Data shown >>
##########
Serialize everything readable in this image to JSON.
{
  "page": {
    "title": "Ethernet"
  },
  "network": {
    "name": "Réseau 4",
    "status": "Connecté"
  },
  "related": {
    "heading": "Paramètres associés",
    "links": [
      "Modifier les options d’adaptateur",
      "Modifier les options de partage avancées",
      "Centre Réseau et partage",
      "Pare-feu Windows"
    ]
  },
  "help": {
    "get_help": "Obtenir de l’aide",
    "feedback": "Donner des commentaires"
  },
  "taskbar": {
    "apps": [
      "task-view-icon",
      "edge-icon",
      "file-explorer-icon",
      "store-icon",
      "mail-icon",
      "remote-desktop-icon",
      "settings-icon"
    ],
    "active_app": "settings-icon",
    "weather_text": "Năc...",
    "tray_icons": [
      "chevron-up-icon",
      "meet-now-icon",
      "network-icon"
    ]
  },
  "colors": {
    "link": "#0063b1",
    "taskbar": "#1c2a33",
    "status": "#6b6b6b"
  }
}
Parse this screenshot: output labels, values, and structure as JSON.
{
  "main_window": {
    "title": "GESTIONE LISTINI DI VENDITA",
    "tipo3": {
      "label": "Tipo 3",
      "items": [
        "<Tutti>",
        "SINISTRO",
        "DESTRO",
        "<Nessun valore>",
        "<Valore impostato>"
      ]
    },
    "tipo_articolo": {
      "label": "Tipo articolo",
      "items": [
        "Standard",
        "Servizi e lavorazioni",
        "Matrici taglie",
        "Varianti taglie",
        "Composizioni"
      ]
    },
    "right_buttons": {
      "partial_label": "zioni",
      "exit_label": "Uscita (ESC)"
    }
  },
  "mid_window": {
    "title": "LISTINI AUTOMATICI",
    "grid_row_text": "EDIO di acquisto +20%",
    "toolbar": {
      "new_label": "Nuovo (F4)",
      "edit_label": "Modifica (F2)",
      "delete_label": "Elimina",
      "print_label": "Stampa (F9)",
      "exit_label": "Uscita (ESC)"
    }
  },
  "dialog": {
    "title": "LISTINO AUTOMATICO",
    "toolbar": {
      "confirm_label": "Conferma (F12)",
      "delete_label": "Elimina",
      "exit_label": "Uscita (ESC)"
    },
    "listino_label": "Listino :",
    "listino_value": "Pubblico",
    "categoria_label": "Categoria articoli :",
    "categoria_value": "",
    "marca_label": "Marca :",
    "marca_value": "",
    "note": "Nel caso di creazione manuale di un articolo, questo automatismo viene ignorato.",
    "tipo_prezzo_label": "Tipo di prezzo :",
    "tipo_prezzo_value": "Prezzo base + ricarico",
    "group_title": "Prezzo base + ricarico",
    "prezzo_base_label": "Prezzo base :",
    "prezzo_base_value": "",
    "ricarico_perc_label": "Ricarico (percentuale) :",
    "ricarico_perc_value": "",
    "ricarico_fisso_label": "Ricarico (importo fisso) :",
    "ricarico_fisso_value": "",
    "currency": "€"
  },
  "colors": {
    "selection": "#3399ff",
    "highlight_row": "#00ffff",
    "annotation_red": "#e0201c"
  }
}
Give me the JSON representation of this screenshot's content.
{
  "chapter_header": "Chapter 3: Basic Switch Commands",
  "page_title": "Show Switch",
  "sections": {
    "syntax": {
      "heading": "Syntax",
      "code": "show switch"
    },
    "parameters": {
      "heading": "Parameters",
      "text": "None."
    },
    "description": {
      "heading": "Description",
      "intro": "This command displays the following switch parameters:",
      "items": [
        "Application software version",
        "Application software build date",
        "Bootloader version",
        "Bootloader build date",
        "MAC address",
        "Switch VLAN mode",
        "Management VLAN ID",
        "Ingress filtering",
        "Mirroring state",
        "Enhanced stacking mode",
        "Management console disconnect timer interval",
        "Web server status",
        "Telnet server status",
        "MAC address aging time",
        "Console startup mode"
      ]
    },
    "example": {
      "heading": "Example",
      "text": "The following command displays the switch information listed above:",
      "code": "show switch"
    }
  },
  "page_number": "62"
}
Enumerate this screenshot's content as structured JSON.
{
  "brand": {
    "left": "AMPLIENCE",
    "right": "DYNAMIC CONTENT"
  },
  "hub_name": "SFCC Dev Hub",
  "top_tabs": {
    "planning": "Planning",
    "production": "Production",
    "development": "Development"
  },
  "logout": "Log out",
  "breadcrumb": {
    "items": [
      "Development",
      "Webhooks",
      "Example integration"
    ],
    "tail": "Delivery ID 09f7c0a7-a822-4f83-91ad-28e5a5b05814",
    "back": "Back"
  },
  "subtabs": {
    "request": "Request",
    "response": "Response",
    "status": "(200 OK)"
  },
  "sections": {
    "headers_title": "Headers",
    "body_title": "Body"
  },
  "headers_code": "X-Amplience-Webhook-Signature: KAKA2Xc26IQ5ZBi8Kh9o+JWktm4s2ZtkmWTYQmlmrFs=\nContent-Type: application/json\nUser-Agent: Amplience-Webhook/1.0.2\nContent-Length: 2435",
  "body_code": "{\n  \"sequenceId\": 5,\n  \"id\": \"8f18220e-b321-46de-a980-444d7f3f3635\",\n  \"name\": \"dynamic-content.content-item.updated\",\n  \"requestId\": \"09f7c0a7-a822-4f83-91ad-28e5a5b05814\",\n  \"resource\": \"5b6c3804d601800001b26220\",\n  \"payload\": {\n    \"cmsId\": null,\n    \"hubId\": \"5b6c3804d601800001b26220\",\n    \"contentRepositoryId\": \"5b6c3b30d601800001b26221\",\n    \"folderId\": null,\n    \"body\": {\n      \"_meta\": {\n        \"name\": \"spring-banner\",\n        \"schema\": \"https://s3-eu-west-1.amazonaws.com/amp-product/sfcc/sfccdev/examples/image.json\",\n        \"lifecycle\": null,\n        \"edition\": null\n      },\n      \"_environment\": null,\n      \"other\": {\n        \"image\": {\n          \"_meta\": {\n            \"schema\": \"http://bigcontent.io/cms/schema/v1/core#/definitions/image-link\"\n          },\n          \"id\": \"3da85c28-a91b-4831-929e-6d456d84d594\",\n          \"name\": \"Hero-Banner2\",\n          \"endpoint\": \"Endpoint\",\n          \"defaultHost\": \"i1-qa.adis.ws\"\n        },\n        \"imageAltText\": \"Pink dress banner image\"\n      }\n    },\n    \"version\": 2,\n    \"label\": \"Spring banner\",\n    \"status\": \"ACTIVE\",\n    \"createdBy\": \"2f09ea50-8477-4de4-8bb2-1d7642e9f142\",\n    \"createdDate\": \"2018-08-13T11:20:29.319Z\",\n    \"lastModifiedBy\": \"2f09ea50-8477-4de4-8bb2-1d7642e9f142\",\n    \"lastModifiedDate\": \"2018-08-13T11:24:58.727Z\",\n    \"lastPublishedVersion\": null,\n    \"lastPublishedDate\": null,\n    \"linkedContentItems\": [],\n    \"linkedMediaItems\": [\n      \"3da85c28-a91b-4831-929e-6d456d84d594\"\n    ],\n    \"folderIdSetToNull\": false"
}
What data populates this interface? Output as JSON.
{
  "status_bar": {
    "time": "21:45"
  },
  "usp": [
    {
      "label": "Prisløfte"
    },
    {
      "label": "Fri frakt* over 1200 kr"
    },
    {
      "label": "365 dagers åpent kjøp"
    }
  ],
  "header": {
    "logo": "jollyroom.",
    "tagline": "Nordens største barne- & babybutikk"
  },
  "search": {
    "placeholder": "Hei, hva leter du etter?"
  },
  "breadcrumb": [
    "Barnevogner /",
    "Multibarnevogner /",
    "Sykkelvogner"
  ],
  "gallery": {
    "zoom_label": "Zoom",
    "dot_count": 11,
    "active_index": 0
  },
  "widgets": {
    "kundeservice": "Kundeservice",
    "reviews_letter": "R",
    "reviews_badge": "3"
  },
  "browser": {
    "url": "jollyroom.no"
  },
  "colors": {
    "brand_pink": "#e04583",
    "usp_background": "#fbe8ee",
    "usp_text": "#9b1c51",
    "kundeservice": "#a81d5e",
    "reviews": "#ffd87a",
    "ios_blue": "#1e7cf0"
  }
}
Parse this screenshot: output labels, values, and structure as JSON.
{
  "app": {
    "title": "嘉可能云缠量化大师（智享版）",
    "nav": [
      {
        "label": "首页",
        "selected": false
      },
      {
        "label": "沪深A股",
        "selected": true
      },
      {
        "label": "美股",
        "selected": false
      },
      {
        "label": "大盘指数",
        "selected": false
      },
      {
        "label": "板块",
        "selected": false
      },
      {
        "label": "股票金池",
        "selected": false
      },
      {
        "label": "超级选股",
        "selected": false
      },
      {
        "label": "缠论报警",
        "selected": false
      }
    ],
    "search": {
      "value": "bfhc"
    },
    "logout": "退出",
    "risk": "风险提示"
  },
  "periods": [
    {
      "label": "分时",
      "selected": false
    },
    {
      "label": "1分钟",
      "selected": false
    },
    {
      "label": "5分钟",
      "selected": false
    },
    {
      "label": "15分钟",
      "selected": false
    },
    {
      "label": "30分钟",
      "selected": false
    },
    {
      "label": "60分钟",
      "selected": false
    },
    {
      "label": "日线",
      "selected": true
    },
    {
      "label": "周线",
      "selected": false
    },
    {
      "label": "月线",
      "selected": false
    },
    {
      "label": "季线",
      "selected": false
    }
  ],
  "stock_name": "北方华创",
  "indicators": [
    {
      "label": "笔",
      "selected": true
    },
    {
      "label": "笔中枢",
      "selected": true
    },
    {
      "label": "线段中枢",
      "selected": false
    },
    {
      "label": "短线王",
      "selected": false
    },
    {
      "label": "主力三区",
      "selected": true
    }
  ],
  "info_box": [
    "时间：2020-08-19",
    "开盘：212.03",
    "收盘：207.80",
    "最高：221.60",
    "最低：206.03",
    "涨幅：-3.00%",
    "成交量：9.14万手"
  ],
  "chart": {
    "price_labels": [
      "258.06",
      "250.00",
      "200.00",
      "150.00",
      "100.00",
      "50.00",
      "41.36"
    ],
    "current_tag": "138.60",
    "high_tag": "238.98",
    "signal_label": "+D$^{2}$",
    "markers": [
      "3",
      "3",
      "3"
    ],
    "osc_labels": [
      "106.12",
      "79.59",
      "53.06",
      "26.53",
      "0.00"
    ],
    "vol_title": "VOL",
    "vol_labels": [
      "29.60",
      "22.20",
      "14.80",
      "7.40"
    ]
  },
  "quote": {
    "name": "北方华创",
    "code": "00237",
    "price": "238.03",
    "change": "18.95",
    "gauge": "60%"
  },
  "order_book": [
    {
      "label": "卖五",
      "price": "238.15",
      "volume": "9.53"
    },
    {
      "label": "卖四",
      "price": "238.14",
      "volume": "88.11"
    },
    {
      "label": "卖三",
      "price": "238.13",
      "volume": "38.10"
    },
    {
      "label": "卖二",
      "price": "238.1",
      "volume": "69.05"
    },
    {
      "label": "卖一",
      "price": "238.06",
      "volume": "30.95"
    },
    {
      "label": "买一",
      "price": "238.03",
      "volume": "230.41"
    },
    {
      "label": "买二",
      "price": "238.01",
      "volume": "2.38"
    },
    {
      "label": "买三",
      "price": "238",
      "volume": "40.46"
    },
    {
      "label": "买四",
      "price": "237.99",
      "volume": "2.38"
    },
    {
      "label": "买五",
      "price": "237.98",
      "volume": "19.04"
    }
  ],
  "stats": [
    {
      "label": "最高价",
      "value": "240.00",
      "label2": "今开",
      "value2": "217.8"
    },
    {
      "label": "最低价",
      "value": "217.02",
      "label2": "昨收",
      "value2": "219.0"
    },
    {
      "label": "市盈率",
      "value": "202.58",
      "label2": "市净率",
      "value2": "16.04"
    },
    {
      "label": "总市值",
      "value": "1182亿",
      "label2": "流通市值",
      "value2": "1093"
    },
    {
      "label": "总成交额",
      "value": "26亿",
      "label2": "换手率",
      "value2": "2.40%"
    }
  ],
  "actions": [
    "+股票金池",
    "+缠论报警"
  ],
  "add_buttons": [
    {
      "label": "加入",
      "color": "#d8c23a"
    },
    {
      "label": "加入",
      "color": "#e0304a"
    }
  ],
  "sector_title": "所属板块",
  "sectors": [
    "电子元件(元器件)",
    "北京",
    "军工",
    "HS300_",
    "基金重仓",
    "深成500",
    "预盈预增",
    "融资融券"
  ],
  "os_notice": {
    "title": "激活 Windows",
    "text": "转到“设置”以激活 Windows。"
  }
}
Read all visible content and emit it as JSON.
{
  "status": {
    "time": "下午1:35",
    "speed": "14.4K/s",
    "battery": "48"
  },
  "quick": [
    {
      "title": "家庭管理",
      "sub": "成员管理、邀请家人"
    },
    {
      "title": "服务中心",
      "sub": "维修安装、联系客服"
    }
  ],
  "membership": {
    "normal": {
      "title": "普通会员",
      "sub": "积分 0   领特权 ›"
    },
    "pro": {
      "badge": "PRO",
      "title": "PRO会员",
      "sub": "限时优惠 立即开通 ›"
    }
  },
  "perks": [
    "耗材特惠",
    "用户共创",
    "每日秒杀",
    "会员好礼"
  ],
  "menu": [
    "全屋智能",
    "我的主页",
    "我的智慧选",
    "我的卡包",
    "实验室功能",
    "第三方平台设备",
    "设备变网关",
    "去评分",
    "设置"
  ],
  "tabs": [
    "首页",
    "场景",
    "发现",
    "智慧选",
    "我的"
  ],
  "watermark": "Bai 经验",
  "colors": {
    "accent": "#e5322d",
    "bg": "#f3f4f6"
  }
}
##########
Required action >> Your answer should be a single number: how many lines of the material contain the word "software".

Solved problem >> 2